We've all heard it, probably a billion or two times: a dog's bark. In fact, we know it so well that some of us are pretty sure we can decipher what different kinds of barks mean. That loud, throaty one means "Look over here!" while the howling, mournful one means either "Come back!" or "Why aren't you paying attention to me?" Meanwhile, a sharp, quick yelp is a sign of discomfort or pain, and any barking accompanied by impatient paws stepping back and forth probably means "Let's go outside!"
The fact of the matter is, no one on the planet can actually speak "Dog." But we do tend to have a good idea as to what our pets need or want. The PBS educational program NOVA even has a quick test up on its site. The program points out that Hungarian researchers have found that humans tend to categorize various dog barks and even discern emotional context. The NOVA team also poses the question, what does this mean about the evolution of dogs?
Tech and science magazine Wired has some interesting insight here. The source points out one very intriguing fact: Wild dogs and wolves will yip, squeal or whine but hardly ever bark. Meanwhile, dogs can go at that percussive sound for what may (to some neighbors in the early morning hours) feel like ages! According to Hungarian researcher Csaba Molnar, it's not due to any anatomical differences between wild or domestic dogs, so the link likely lies in the fact that domestic dogs have spent the past 50,000 years hanging out with humans, creating a genetic habit nurtured to fit their shared environment.
The source points to Molnar's admission that evolution over that brief of a period is tough to pin down, but if that guess happens to be right, it means two very important things. First, that barks are intended to convey information, and second, that humans have the tools to decipher this.
It may sound somewhat obvious. As we've already established, most dog owners feel as though they know exactly what their pets are saying! But from an evolutionary point of view, it's a pretty incredible development! There are numerous more complications and exciting revelations in Molnar's studies, which he's devoted his career to, so be sure to check them out!

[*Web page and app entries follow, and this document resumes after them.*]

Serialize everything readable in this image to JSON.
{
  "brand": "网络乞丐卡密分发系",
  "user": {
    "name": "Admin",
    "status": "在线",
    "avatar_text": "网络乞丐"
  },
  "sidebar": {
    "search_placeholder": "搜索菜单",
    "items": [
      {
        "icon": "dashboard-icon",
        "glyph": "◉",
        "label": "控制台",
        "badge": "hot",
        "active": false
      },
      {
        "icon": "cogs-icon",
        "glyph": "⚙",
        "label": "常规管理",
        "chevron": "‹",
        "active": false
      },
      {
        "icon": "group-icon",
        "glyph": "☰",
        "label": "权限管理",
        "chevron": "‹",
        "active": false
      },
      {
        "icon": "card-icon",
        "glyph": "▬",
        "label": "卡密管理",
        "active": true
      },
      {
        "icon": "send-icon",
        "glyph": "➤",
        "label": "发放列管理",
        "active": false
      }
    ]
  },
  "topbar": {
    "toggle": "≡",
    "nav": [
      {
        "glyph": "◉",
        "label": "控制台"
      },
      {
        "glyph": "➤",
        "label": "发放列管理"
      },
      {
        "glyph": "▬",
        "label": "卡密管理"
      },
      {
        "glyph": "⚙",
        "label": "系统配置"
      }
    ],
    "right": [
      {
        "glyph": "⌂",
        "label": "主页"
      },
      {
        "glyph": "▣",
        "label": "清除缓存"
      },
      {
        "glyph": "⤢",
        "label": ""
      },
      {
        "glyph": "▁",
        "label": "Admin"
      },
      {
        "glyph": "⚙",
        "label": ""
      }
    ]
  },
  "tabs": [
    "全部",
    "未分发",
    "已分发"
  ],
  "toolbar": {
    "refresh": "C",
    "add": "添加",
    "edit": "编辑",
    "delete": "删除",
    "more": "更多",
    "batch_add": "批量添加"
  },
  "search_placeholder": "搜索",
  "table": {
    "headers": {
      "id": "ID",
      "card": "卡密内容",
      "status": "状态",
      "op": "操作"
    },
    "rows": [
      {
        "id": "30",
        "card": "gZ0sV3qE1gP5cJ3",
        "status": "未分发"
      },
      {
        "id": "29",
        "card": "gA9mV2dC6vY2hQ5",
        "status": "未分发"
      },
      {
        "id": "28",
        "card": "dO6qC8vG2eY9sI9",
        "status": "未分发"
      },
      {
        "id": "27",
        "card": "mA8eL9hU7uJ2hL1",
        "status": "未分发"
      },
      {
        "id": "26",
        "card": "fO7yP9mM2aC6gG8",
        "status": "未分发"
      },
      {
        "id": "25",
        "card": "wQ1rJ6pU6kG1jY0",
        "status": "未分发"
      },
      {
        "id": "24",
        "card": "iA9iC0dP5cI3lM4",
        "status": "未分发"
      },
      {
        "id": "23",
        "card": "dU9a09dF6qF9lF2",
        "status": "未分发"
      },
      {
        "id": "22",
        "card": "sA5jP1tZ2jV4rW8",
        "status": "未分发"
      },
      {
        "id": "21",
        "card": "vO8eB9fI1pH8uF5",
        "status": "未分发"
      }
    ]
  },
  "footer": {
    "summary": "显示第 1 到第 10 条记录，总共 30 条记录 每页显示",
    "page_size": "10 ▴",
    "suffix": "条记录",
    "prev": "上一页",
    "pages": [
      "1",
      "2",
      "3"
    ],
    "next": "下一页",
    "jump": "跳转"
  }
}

This content post is provided by the pet experts at Hartz.
Category: Dog Training and Behavior